= DESCRIPTION OF THE TASK =
The word "heading" appears in some lines of the listing below; report how many such lines there are, and nothing else.

• • • • • • •

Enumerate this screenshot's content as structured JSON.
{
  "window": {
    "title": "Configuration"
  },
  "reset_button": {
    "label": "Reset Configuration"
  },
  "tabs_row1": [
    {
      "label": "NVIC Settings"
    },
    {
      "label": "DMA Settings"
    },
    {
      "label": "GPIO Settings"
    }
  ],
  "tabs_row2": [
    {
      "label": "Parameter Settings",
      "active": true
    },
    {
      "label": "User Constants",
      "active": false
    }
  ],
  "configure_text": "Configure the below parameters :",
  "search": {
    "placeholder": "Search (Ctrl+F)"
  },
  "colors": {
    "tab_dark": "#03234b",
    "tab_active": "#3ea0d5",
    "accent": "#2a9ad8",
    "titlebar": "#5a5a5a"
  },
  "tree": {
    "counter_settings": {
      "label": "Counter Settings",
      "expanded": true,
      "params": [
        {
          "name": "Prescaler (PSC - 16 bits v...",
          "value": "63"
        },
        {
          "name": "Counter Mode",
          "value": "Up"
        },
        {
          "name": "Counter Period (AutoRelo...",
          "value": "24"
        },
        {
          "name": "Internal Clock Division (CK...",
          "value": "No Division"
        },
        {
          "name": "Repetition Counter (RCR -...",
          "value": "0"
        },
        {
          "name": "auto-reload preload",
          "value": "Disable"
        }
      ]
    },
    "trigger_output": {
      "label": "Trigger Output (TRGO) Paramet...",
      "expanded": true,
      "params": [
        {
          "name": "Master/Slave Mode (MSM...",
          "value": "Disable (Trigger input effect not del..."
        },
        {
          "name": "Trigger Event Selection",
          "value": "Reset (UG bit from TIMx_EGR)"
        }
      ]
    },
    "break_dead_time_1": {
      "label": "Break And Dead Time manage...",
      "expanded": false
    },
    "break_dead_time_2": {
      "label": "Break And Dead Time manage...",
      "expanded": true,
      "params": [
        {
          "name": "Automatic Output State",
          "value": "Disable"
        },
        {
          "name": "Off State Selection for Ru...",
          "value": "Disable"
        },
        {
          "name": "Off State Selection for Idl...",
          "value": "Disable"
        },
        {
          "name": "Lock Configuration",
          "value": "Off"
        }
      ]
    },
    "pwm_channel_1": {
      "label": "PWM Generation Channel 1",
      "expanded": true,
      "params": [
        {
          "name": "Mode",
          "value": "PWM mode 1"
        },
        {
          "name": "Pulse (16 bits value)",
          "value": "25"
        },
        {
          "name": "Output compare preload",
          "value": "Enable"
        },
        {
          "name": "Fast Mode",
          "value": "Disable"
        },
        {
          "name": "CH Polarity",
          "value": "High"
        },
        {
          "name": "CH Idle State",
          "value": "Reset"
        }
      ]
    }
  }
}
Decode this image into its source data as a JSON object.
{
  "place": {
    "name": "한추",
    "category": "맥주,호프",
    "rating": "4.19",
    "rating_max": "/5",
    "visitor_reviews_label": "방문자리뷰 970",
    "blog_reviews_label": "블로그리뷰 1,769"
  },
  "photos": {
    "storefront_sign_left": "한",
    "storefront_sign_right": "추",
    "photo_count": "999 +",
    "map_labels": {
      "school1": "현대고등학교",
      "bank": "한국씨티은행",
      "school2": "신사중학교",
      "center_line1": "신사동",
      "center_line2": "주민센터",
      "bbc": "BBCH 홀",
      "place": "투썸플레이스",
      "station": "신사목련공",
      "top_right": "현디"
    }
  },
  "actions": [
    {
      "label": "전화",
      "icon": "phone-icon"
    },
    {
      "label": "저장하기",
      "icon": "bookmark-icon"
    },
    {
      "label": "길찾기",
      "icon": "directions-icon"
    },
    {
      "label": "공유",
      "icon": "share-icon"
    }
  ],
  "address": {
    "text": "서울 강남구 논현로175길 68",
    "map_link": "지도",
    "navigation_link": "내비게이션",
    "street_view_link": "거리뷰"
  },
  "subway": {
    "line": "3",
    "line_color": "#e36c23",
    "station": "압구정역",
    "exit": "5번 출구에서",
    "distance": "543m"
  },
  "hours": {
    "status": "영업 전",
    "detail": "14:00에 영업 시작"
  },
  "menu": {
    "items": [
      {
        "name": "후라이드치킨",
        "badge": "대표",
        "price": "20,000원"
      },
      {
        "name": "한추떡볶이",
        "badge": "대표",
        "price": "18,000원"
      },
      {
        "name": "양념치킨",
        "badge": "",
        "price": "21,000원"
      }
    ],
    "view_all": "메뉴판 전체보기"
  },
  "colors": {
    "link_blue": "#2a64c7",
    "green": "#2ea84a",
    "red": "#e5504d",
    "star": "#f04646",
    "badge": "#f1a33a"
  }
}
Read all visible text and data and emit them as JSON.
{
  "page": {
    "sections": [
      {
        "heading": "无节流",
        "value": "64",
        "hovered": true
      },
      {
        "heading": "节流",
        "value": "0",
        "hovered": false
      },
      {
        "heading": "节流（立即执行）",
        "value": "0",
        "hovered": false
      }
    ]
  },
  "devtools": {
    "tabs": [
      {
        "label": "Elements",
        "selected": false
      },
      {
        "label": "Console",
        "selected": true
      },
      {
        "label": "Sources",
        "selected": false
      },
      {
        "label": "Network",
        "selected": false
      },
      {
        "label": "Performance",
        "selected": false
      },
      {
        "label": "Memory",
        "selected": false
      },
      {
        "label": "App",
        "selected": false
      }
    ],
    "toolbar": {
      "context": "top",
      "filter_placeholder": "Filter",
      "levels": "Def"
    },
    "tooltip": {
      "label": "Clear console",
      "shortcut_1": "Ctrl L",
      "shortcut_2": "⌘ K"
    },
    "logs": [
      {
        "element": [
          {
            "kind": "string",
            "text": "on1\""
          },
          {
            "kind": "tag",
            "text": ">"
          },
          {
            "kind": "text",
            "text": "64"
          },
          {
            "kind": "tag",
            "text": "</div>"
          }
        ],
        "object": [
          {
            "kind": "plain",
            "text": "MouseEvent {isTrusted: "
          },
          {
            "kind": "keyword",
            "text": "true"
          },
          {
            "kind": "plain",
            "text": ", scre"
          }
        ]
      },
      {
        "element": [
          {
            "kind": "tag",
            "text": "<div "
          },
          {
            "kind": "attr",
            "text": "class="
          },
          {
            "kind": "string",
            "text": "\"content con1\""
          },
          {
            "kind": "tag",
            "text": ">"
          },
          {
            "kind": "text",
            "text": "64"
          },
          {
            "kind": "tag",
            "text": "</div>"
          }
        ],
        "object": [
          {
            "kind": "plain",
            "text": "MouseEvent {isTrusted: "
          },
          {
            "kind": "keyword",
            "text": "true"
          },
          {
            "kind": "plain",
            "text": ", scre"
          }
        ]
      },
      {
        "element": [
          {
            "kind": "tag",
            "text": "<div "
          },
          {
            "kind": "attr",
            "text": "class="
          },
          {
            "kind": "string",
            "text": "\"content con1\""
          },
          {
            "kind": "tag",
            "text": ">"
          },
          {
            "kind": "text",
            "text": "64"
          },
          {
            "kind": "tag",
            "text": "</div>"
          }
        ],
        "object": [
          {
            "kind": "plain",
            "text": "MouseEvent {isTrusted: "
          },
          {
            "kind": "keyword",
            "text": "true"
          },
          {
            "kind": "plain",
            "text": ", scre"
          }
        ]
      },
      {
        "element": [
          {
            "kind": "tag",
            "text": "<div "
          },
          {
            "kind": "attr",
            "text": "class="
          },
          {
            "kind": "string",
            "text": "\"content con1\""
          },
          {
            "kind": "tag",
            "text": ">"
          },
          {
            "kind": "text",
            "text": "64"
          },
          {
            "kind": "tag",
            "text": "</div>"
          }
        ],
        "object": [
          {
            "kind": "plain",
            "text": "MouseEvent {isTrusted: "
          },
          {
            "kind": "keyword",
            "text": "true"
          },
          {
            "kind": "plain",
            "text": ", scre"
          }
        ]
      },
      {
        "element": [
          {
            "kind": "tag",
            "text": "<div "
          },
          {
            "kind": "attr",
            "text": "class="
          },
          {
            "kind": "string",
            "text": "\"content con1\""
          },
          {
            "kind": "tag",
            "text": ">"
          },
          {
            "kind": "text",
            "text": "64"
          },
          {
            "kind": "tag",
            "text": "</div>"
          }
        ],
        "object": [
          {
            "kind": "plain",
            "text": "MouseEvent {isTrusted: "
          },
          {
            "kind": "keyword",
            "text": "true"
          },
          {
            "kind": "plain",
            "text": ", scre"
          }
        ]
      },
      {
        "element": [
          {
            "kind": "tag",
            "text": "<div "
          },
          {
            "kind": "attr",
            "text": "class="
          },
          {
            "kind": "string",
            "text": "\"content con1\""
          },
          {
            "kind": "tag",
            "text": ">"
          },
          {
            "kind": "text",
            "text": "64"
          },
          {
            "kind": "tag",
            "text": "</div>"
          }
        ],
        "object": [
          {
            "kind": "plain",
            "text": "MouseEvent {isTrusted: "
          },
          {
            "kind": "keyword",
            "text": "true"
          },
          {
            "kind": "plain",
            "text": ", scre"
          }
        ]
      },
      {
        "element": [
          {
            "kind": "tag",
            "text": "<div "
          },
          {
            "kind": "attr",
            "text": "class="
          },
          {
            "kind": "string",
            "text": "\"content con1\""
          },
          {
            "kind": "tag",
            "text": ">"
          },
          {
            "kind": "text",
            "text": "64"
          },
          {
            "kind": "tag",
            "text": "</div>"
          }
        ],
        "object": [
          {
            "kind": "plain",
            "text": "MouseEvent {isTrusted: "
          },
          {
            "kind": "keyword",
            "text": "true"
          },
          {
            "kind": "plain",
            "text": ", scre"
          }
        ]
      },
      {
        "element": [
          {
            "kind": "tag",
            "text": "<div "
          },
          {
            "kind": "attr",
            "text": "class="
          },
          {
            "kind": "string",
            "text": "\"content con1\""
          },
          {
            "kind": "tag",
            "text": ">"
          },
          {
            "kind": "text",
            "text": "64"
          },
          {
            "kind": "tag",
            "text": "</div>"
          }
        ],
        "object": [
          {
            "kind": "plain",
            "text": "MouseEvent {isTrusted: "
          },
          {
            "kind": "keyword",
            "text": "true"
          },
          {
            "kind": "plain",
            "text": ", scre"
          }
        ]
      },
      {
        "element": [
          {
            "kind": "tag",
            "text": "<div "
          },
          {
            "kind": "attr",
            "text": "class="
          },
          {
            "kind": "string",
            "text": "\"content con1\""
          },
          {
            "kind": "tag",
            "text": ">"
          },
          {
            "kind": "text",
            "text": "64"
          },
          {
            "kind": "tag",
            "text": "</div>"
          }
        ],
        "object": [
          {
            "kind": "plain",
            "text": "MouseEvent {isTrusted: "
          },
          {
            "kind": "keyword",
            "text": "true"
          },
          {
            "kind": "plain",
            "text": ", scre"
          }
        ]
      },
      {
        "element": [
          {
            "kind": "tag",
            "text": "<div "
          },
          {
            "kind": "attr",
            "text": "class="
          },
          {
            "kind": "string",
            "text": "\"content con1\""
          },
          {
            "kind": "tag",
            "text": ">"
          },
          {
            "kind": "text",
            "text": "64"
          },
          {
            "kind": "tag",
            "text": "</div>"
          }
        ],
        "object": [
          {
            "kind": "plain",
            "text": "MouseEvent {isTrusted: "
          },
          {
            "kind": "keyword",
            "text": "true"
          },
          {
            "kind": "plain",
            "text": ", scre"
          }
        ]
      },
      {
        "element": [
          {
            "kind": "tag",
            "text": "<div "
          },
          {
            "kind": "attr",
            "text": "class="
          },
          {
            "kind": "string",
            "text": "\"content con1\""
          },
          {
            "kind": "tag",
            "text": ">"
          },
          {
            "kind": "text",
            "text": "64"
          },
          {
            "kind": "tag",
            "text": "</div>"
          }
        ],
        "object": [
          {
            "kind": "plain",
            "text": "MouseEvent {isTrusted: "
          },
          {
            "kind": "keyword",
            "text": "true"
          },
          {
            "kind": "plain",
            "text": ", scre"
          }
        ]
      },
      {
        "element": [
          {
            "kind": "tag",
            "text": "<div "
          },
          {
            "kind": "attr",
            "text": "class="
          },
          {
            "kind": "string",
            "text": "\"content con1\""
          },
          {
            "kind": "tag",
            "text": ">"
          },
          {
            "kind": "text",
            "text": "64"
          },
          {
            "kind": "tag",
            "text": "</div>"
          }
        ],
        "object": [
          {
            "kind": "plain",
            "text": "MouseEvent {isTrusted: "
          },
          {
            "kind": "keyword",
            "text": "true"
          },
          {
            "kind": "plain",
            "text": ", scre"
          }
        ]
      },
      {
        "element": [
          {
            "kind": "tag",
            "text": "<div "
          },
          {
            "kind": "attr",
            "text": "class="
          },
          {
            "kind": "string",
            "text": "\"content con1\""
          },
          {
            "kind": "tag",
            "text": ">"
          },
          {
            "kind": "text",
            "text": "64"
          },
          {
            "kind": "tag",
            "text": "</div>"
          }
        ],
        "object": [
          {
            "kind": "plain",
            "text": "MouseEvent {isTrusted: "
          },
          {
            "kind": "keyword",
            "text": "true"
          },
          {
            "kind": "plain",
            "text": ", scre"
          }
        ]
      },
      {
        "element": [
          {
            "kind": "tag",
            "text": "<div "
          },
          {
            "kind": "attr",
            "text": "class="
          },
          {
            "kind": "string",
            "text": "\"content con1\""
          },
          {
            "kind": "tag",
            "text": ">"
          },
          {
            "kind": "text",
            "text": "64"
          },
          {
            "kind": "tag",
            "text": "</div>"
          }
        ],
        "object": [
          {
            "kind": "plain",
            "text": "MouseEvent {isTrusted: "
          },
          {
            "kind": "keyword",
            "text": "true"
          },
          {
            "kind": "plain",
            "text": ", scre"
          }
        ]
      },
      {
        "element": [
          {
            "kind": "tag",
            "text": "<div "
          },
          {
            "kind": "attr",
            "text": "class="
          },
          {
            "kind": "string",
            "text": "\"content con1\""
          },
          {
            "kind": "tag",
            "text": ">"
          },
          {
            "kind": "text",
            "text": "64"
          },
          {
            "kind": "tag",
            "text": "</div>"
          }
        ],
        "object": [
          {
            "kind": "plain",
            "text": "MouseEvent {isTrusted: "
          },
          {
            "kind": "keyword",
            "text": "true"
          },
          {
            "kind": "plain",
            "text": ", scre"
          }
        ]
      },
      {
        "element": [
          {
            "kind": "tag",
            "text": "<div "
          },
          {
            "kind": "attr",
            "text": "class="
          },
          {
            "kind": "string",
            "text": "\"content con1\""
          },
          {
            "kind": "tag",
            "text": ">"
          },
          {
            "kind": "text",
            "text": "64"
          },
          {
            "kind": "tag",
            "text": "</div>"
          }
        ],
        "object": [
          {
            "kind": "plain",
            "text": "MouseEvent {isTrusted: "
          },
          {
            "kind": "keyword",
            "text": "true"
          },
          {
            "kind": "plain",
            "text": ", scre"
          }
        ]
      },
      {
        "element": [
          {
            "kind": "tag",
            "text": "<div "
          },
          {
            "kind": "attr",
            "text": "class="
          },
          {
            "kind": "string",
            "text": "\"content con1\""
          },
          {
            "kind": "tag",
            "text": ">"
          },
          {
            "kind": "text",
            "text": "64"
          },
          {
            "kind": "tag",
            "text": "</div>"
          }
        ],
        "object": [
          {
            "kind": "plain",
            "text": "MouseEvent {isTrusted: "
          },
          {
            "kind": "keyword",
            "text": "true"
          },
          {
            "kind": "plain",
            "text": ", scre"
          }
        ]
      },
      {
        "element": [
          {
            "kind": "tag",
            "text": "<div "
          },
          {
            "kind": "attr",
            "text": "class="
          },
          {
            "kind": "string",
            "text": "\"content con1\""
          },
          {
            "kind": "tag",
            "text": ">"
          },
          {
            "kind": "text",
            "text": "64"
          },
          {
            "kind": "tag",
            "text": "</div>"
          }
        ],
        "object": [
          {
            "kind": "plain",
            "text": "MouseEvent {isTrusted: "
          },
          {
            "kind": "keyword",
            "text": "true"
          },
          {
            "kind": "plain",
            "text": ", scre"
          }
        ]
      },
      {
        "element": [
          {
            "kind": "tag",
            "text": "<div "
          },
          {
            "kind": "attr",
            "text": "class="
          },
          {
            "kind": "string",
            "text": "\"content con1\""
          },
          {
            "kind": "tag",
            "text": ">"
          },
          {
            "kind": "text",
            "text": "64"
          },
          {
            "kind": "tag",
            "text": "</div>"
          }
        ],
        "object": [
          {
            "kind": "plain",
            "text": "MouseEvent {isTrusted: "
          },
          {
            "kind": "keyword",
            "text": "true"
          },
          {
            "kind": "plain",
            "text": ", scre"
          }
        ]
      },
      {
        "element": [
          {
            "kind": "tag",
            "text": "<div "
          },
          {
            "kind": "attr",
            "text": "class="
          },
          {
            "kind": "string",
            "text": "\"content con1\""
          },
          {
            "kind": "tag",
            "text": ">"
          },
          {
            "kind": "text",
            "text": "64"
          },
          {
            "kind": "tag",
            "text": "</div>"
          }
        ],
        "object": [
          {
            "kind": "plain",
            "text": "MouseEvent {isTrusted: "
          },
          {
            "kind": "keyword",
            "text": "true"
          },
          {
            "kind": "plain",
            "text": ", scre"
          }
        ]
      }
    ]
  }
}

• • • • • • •

= WRITTEN ANSWER =
3